[Exercise aim] Go through the material and copy each line in which the word "JSON" shows up.

[Record set]

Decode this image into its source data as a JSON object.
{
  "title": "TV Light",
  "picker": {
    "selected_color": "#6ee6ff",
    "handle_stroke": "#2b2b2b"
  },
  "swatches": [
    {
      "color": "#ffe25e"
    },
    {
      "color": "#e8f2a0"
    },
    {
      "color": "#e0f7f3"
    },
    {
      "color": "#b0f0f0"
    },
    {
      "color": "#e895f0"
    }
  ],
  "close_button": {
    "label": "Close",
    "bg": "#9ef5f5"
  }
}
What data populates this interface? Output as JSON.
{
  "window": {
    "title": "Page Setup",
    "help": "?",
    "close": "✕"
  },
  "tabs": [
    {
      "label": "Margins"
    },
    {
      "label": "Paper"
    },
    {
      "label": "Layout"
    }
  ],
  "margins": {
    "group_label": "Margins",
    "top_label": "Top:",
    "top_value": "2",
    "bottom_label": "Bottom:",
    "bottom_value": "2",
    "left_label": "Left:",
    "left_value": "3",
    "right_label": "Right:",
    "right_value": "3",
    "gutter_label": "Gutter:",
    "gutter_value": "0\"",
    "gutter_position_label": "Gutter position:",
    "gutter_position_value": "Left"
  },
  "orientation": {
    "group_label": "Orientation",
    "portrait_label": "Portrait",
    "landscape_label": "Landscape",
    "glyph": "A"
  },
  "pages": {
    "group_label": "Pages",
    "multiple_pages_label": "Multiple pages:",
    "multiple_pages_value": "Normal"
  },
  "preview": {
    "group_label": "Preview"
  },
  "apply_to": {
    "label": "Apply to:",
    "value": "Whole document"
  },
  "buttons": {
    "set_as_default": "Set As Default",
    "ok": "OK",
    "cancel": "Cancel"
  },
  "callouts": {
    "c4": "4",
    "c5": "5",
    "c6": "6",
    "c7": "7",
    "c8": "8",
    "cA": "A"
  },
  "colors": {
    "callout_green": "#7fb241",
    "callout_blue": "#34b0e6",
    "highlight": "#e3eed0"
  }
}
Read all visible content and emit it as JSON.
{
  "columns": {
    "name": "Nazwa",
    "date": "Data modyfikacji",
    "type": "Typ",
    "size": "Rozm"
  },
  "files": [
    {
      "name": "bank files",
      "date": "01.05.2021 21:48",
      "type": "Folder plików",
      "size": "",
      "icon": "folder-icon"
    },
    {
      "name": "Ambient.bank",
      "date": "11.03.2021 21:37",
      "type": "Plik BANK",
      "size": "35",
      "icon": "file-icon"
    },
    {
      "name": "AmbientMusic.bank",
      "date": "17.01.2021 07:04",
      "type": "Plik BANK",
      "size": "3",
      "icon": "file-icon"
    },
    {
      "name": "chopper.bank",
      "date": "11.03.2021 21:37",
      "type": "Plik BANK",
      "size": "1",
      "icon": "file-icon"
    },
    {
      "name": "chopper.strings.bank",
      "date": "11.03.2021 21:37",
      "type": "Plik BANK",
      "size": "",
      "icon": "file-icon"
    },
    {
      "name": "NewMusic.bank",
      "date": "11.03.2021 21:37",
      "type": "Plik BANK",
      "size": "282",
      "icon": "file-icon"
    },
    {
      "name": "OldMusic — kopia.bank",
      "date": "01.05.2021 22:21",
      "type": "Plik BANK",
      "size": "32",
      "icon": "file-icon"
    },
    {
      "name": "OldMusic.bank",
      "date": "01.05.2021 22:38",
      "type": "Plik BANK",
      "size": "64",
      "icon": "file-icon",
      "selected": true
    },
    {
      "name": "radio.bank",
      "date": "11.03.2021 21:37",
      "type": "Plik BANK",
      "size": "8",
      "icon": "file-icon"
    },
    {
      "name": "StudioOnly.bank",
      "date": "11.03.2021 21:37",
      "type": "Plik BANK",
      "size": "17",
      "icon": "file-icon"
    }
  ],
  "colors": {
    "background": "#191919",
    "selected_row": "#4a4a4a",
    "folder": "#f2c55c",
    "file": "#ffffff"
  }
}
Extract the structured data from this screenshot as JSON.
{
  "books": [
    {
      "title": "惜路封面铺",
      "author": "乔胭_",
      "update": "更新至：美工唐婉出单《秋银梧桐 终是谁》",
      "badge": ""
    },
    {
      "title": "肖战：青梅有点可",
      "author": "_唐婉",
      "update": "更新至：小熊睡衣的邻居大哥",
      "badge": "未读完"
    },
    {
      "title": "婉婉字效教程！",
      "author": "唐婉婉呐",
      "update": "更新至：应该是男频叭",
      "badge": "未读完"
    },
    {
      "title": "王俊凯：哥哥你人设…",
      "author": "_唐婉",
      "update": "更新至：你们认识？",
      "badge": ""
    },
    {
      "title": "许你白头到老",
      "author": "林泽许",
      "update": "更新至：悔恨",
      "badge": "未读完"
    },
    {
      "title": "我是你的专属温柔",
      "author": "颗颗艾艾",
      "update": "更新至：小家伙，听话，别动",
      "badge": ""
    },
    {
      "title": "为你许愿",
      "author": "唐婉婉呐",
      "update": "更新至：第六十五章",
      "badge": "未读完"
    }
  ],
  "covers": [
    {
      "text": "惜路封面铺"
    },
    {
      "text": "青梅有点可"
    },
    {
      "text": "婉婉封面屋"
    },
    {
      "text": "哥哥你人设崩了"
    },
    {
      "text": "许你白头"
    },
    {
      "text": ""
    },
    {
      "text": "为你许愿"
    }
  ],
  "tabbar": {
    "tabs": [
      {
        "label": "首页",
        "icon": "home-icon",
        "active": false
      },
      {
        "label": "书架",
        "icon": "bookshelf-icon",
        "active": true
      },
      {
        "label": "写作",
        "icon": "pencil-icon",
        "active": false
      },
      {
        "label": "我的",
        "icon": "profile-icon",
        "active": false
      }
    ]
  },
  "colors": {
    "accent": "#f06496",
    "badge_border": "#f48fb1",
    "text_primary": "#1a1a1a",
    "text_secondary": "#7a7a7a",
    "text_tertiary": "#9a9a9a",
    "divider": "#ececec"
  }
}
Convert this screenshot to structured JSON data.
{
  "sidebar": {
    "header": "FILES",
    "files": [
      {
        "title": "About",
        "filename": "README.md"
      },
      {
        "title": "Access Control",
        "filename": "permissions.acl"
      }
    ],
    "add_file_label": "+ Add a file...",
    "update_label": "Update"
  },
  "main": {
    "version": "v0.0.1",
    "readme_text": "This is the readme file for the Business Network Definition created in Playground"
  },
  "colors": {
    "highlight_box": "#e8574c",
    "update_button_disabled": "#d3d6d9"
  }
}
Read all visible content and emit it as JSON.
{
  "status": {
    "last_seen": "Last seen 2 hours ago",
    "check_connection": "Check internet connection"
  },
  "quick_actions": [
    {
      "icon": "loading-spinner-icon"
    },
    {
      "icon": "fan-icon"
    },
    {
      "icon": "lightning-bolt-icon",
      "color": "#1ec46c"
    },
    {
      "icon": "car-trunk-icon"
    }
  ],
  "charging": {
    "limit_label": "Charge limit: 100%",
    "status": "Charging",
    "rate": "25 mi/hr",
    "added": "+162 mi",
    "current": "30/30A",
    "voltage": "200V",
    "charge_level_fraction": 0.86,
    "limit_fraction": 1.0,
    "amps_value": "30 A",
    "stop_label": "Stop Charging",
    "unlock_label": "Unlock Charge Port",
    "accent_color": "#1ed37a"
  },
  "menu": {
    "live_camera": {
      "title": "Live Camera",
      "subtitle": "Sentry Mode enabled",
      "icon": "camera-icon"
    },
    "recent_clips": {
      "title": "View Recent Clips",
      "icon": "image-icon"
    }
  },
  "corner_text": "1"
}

[Your response]
Decode this image into its source data as a JSON object.
What data populates this interface? Output as JSON.
Read all visible content and emit it as JSON.
Extract the structured data from this screenshot as JSON.
Convert this screenshot to structured JSON data.
Read all visible content and emit it as JSON.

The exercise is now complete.